WHAT IS NEEDED:
If a line holds the word "address", copy it from the entries.
··· EXERCISE MATERIALS
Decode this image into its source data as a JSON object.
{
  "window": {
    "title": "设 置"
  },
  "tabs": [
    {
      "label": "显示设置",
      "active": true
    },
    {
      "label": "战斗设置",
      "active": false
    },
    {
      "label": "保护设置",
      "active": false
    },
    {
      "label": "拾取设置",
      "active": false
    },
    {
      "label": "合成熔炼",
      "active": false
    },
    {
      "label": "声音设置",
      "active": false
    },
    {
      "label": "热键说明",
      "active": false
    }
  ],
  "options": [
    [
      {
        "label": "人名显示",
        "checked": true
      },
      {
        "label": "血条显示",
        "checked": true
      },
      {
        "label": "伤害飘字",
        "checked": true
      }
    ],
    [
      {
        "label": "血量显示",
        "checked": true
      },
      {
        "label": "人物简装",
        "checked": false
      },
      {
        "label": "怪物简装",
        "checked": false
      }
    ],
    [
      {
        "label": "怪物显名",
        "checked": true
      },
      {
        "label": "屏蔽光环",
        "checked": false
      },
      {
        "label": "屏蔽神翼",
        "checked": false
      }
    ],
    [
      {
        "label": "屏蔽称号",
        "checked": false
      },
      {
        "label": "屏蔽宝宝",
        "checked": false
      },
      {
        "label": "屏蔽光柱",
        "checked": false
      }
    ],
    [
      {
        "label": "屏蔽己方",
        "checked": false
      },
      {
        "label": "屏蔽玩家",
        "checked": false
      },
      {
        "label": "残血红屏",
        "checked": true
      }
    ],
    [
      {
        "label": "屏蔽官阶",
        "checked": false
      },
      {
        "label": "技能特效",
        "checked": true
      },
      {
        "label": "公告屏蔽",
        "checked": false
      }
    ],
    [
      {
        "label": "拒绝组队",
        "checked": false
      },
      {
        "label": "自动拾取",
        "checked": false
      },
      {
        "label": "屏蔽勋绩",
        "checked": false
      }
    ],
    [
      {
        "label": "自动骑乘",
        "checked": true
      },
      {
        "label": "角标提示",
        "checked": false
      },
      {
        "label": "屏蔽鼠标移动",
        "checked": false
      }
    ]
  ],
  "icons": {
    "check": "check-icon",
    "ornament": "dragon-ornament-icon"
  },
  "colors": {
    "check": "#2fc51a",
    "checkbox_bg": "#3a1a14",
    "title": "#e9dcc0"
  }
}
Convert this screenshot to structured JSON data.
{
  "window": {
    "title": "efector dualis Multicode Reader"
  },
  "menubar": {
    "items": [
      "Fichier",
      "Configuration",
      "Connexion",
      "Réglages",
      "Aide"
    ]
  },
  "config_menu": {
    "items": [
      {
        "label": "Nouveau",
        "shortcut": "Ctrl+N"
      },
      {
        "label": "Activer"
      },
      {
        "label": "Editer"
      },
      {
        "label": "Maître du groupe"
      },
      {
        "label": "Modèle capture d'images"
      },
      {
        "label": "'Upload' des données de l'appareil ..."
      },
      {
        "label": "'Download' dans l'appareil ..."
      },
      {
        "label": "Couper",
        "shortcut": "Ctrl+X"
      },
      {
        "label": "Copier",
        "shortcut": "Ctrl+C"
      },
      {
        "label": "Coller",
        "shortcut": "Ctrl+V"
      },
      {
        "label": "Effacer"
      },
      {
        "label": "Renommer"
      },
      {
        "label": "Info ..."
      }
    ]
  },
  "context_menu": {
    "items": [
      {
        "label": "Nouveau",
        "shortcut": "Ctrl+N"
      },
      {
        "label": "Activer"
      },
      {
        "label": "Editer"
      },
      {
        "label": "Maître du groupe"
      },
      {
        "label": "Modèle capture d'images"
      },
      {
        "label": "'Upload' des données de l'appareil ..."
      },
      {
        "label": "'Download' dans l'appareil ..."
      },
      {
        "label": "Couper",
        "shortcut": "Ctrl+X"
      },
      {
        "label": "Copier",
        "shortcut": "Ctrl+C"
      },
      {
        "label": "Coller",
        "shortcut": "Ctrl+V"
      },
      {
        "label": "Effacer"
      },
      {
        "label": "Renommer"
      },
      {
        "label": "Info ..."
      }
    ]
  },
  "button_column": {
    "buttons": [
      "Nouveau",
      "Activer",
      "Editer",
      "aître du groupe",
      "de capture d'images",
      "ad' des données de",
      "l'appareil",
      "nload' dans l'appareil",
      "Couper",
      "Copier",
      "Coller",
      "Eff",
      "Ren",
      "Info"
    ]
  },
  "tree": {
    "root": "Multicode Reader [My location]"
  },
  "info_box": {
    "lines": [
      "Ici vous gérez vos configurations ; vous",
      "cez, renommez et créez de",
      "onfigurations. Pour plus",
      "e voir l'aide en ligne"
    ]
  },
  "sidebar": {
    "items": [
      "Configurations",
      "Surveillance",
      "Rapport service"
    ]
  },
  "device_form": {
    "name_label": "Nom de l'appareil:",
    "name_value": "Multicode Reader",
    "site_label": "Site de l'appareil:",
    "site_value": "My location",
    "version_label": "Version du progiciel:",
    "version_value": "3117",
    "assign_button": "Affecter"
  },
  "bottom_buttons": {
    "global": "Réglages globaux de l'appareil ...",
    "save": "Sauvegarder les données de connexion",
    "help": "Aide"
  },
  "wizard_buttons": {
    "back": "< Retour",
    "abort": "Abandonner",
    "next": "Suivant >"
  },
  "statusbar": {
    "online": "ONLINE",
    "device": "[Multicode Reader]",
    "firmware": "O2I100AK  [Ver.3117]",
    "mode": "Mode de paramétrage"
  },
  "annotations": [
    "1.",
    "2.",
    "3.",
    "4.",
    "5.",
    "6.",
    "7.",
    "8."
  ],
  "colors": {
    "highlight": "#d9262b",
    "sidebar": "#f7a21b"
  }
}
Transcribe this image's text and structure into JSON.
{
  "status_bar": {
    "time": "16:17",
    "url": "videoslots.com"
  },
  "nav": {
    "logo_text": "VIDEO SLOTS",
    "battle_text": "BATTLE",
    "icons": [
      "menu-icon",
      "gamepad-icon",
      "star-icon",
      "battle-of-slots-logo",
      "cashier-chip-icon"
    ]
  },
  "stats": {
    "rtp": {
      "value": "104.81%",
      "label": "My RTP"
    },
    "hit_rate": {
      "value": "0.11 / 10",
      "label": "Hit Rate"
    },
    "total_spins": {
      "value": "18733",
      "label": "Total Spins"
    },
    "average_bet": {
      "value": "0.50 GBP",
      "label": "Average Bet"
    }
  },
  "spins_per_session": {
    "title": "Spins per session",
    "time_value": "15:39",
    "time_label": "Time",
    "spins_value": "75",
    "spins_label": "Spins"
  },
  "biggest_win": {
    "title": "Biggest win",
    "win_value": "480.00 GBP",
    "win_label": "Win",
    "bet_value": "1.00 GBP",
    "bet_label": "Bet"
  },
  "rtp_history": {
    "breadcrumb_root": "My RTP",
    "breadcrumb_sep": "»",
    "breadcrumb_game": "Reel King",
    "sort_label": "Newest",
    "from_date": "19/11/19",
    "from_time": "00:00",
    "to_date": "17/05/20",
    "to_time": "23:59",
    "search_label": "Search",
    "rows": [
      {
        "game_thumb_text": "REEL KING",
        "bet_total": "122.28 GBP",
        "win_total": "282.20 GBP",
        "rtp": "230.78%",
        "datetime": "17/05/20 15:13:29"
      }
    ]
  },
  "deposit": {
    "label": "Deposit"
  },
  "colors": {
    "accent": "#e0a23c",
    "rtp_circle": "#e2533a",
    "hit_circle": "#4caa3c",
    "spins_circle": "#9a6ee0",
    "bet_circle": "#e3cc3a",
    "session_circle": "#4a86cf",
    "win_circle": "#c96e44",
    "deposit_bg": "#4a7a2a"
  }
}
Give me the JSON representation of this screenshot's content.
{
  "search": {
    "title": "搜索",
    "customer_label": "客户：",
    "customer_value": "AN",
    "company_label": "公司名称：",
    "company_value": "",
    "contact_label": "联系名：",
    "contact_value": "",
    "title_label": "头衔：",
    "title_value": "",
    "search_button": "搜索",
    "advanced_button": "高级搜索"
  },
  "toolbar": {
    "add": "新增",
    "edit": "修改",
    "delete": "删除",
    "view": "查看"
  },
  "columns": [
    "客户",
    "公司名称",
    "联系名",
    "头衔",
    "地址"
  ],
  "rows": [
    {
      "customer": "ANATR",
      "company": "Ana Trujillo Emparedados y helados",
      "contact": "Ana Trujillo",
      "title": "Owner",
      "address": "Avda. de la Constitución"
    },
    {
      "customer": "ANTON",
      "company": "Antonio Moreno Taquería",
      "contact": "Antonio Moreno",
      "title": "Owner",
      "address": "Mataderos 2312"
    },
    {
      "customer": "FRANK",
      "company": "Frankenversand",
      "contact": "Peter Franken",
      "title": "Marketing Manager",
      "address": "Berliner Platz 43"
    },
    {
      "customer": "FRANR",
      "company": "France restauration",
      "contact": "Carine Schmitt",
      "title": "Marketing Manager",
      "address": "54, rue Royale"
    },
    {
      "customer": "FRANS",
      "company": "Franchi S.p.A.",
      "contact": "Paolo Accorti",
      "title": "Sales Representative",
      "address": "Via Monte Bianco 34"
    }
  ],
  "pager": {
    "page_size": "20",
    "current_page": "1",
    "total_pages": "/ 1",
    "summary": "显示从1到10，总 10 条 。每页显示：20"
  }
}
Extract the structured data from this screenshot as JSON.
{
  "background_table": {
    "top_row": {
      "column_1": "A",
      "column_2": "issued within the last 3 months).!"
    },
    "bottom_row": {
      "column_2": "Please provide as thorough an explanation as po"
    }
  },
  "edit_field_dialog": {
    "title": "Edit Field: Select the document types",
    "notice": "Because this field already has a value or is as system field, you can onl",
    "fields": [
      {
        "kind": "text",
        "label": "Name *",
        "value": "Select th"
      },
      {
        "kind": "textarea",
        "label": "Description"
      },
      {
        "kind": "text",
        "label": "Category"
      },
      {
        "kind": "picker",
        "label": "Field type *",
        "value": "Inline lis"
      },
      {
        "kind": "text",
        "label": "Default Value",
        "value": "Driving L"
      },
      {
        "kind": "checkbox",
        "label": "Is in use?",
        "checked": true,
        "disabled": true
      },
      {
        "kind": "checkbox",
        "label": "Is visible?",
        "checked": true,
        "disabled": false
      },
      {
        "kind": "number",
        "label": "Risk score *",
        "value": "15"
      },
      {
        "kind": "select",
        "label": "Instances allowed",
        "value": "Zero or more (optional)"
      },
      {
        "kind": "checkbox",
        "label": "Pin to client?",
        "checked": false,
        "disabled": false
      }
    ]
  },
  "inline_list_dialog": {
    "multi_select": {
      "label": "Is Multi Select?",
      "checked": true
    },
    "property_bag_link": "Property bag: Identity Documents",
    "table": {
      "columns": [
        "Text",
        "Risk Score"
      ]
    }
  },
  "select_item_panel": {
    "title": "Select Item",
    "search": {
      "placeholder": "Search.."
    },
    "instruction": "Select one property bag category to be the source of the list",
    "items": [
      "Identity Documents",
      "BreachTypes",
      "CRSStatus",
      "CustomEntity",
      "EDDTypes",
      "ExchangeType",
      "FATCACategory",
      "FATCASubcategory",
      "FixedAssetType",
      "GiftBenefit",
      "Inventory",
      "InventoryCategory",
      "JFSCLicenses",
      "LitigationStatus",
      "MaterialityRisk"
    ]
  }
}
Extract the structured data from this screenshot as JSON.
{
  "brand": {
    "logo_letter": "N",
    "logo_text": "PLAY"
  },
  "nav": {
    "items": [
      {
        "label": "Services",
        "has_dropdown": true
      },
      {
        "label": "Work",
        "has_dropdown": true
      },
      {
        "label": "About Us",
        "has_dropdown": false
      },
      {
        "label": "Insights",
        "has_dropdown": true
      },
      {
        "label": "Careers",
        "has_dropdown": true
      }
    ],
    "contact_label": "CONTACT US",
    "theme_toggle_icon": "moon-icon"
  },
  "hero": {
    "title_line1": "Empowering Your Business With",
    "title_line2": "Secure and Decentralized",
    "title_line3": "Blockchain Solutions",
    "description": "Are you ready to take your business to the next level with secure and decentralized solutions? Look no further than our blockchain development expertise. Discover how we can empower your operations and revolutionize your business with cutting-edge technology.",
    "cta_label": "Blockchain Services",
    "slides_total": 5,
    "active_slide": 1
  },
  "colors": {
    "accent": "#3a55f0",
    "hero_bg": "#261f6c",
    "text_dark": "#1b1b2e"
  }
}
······
TASK ANSWER:
      "address": "Avda. de la Constitución"
      "address": "Mataderos 2312"
      "address": "Berliner Platz 43"
      "address": "54, rue Royale"
      "address": "Via Monte Bianco 34"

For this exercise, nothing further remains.